eDiscovery Case Week is at the midway point! In Hoffman v. Gdowski, Michigan Magistrate Judge Curtis Ivy, Jr. granted the plaintiff’s motion to compel, ordering third party Michigan Department of Corrections (“MDOC”) to “provide to Plaintiff any relevant emails that were sent or received by Gdowski…using any of Plaintiff’s search terms—using each term in a separate search.”
The Summer 2021 eDiscovery Business Confidence Survey Shows that the eDiscovery Market Continues to Heat Up: eDiscovery Trends
It’s time for the Summer 2021 eDiscovery Business Confidence Survey, published (as always) on Rob Robinson’s terrific Complex Discovery site. Has the confidence of individuals working in the eDiscovery ecosystem in the business of eDiscovery continued to rebound from last year’s COVID-19 downturn? Let’s see.

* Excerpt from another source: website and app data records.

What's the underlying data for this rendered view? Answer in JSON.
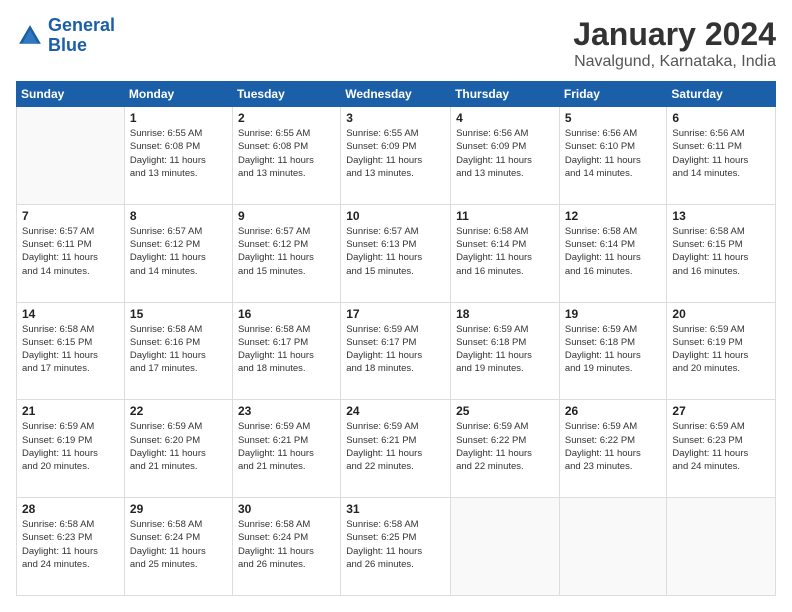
{
  "logo": {
    "line1": "General",
    "line2": "Blue"
  },
  "title": "January 2024",
  "subtitle": "Navalgund, Karnataka, India",
  "weekdays": [
    "Sunday",
    "Monday",
    "Tuesday",
    "Wednesday",
    "Thursday",
    "Friday",
    "Saturday"
  ],
  "weeks": [
    [
      {
        "day": "",
        "info": ""
      },
      {
        "day": "1",
        "info": "Sunrise: 6:55 AM\nSunset: 6:08 PM\nDaylight: 11 hours\nand 13 minutes."
      },
      {
        "day": "2",
        "info": "Sunrise: 6:55 AM\nSunset: 6:08 PM\nDaylight: 11 hours\nand 13 minutes."
      },
      {
        "day": "3",
        "info": "Sunrise: 6:55 AM\nSunset: 6:09 PM\nDaylight: 11 hours\nand 13 minutes."
      },
      {
        "day": "4",
        "info": "Sunrise: 6:56 AM\nSunset: 6:09 PM\nDaylight: 11 hours\nand 13 minutes."
      },
      {
        "day": "5",
        "info": "Sunrise: 6:56 AM\nSunset: 6:10 PM\nDaylight: 11 hours\nand 14 minutes."
      },
      {
        "day": "6",
        "info": "Sunrise: 6:56 AM\nSunset: 6:11 PM\nDaylight: 11 hours\nand 14 minutes."
      }
    ],
    [
      {
        "day": "7",
        "info": "Sunrise: 6:57 AM\nSunset: 6:11 PM\nDaylight: 11 hours\nand 14 minutes."
      },
      {
        "day": "8",
        "info": "Sunrise: 6:57 AM\nSunset: 6:12 PM\nDaylight: 11 hours\nand 14 minutes."
      },
      {
        "day": "9",
        "info": "Sunrise: 6:57 AM\nSunset: 6:12 PM\nDaylight: 11 hours\nand 15 minutes."
      },
      {
        "day": "10",
        "info": "Sunrise: 6:57 AM\nSunset: 6:13 PM\nDaylight: 11 hours\nand 15 minutes."
      },
      {
        "day": "11",
        "info": "Sunrise: 6:58 AM\nSunset: 6:14 PM\nDaylight: 11 hours\nand 16 minutes."
      },
      {
        "day": "12",
        "info": "Sunrise: 6:58 AM\nSunset: 6:14 PM\nDaylight: 11 hours\nand 16 minutes."
      },
      {
        "day": "13",
        "info": "Sunrise: 6:58 AM\nSunset: 6:15 PM\nDaylight: 11 hours\nand 16 minutes."
      }
    ],
    [
      {
        "day": "14",
        "info": "Sunrise: 6:58 AM\nSunset: 6:15 PM\nDaylight: 11 hours\nand 17 minutes."
      },
      {
        "day": "15",
        "info": "Sunrise: 6:58 AM\nSunset: 6:16 PM\nDaylight: 11 hours\nand 17 minutes."
      },
      {
        "day": "16",
        "info": "Sunrise: 6:58 AM\nSunset: 6:17 PM\nDaylight: 11 hours\nand 18 minutes."
      },
      {
        "day": "17",
        "info": "Sunrise: 6:59 AM\nSunset: 6:17 PM\nDaylight: 11 hours\nand 18 minutes."
      },
      {
        "day": "18",
        "info": "Sunrise: 6:59 AM\nSunset: 6:18 PM\nDaylight: 11 hours\nand 19 minutes."
      },
      {
        "day": "19",
        "info": "Sunrise: 6:59 AM\nSunset: 6:18 PM\nDaylight: 11 hours\nand 19 minutes."
      },
      {
        "day": "20",
        "info": "Sunrise: 6:59 AM\nSunset: 6:19 PM\nDaylight: 11 hours\nand 20 minutes."
      }
    ],
    [
      {
        "day": "21",
        "info": "Sunrise: 6:59 AM\nSunset: 6:19 PM\nDaylight: 11 hours\nand 20 minutes."
      },
      {
        "day": "22",
        "info": "Sunrise: 6:59 AM\nSunset: 6:20 PM\nDaylight: 11 hours\nand 21 minutes."
      },
      {
        "day": "23",
        "info": "Sunrise: 6:59 AM\nSunset: 6:21 PM\nDaylight: 11 hours\nand 21 minutes."
      },
      {
        "day": "24",
        "info": "Sunrise: 6:59 AM\nSunset: 6:21 PM\nDaylight: 11 hours\nand 22 minutes."
      },
      {
        "day": "25",
        "info": "Sunrise: 6:59 AM\nSunset: 6:22 PM\nDaylight: 11 hours\nand 22 minutes."
      },
      {
        "day": "26",
        "info": "Sunrise: 6:59 AM\nSunset: 6:22 PM\nDaylight: 11 hours\nand 23 minutes."
      },
      {
        "day": "27",
        "info": "Sunrise: 6:59 AM\nSunset: 6:23 PM\nDaylight: 11 hours\nand 24 minutes."
      }
    ],
    [
      {
        "day": "28",
        "info": "Sunrise: 6:58 AM\nSunset: 6:23 PM\nDaylight: 11 hours\nand 24 minutes."
      },
      {
        "day": "29",
        "info": "Sunrise: 6:58 AM\nSunset: 6:24 PM\nDaylight: 11 hours\nand 25 minutes."
      },
      {
        "day": "30",
        "info": "Sunrise: 6:58 AM\nSunset: 6:24 PM\nDaylight: 11 hours\nand 26 minutes."
      },
      {
        "day": "31",
        "info": "Sunrise: 6:58 AM\nSunset: 6:25 PM\nDaylight: 11 hours\nand 26 minutes."
      },
      {
        "day": "",
        "info": ""
      },
      {
        "day": "",
        "info": ""
      },
      {
        "day": "",
        "info": ""
      }
    ]
  ]
}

Shark week, er, eDiscovery Case Week, continues! In Maker’s Mark Distiller, Inc. v. Spalding Grp., Inc., et al., Kentucky Magistrate Judge Lanny King granted the plaintiff’s motion for protective order regarding deposition testimony concerning ‘[t]he functionality of any Claimed Trade Dress’ and granted in part and denied in part the plaintiff’s motion to compel – denying it with regard to the plaintiff’s request to compel Defendant Spalding to implement a new search protocol and redo its search, but granting it with regard to the plaintiff’s request to compel Defendant Spalding to produce additional financial records.
Time for another thought leader interview on eDiscovery Today! My latest interview was with Dean Brown, the CEO of IPRO, a global leader in eDiscovery technology providing integrated litigation, eDiscovery & information governance solutions who completed a major acquisition!

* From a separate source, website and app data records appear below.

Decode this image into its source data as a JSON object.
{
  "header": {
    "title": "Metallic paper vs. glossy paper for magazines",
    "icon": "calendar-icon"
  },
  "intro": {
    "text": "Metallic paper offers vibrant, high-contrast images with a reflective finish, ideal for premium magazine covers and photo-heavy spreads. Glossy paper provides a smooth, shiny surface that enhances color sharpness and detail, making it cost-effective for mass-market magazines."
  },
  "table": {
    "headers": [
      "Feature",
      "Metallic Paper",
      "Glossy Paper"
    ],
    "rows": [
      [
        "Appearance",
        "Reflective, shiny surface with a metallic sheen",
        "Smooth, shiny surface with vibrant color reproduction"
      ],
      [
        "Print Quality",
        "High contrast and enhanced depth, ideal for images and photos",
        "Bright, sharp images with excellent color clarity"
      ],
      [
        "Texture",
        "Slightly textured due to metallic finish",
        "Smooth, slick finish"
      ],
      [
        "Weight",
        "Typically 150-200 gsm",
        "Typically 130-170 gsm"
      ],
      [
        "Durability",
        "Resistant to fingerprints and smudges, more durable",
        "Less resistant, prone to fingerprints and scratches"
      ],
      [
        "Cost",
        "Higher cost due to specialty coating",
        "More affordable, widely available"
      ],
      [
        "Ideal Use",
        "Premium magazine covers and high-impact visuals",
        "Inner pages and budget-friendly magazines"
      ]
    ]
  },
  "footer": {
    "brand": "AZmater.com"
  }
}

Special Master Grants Defendant’s Request for Production of Contextual Text Messages: eDiscovery Case Law
The shark image can only mean one thing – it’s time for Shark Week on the Discovery Channel! Which also means it’s time for eDiscovery Case Week on eDiscovery Today, where we’ll cover five cases in the next five days! In Sandoz, Inc. v. United Therapeutics Corp., No. 19-cv-10170 (D.N.J. June 16, 2021), the Special Master in New Jersey (retired District Judge Jose L. Linares) granted the relief requested by the defendant compelling Plaintiff RareGen, LLC to produce additional contextual text messages.
Plaintiffs Claim Production by Remington Includes Thousands of Random Cartoons and More: eDiscovery Trends
When it comes to court proceedings, I normally only cover judge’s rulings. However, this motion to compel by the plaintiffs in a case involving nine Sandy Hook families suing bankrupted Remington for wrongful marketing, the claims of the number and types of irrelevant documents that were produced is certainly notable.
Are Virtual Court Proceedings Here to Stay? The Federal Court System CARES About That: Legal Technology Trends
This week’s blog post for IPRO’s blog is (once again) about virtual court proceedings and whether or not they’re here to stay – but with a twist this time, related to the CARES Act!
It’s a three-post day! Why? Because there is a lot of news today! TODAY, the state of Colorado officially enacted the Colorado Privacy Act (CPA) following Gov. Jared Polis, D-Colo., signing bill SB21-190 into law. In passing the law, Colorado became the third U.S. state, following California in 2018 and Virginia earlier this year, to enact comprehensive privacy legislation. The CPA will go into effect on July 1, 2023.
Something went wrong. Please refresh the page and/or try again.